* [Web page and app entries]
* * * * * * * * *
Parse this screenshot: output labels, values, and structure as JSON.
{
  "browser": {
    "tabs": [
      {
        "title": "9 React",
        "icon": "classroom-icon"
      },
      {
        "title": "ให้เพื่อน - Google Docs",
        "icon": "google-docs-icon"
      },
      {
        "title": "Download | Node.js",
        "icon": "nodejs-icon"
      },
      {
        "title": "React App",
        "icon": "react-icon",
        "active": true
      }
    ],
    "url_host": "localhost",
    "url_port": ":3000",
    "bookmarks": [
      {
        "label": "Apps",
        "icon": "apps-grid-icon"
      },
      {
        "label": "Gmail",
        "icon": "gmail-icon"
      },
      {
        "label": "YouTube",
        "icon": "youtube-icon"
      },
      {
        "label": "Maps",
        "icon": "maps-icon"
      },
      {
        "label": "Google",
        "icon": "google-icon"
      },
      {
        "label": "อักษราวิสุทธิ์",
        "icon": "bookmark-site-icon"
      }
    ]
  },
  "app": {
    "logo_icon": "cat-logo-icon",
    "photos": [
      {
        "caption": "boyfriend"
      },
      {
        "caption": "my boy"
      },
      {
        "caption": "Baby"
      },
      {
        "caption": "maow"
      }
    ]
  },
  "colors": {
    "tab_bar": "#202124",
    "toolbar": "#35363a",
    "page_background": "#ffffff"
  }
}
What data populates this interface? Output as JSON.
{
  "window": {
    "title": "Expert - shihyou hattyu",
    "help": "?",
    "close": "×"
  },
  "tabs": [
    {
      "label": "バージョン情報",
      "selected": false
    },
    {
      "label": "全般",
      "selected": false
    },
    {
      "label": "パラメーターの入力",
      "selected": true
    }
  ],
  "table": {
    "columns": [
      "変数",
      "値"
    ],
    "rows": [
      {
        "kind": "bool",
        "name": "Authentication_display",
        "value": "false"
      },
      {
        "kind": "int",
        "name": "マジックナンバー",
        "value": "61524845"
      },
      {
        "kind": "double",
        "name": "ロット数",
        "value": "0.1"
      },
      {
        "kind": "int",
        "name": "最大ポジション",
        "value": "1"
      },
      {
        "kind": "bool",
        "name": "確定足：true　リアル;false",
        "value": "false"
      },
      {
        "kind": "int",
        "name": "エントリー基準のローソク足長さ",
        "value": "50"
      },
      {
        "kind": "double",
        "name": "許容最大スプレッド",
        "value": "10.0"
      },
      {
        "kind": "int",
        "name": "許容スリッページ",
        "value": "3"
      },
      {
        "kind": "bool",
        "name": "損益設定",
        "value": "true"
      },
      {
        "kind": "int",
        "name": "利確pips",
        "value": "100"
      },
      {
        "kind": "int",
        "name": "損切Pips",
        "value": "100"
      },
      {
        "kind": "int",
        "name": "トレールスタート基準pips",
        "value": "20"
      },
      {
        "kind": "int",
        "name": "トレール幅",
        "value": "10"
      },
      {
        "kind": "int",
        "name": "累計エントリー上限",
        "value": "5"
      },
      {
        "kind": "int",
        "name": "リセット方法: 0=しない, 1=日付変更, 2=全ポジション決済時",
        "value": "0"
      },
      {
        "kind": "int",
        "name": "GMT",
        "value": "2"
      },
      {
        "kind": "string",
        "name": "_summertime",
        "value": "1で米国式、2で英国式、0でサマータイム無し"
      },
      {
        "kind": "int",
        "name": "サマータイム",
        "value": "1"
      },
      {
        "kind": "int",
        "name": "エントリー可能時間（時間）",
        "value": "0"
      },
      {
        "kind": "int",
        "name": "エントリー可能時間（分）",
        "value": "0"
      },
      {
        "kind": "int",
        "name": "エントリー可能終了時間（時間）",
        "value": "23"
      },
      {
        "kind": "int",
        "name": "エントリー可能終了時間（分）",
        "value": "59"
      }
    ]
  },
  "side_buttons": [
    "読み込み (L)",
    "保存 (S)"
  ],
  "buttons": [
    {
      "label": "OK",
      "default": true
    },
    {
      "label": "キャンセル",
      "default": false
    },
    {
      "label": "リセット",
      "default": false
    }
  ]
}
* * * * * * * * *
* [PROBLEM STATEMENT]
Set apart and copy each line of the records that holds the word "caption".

* [SOLUTION TO THE EXERCISE]
        "caption": "boyfriend"
        "caption": "my boy"
        "caption": "Baby"
        "caption": "maow"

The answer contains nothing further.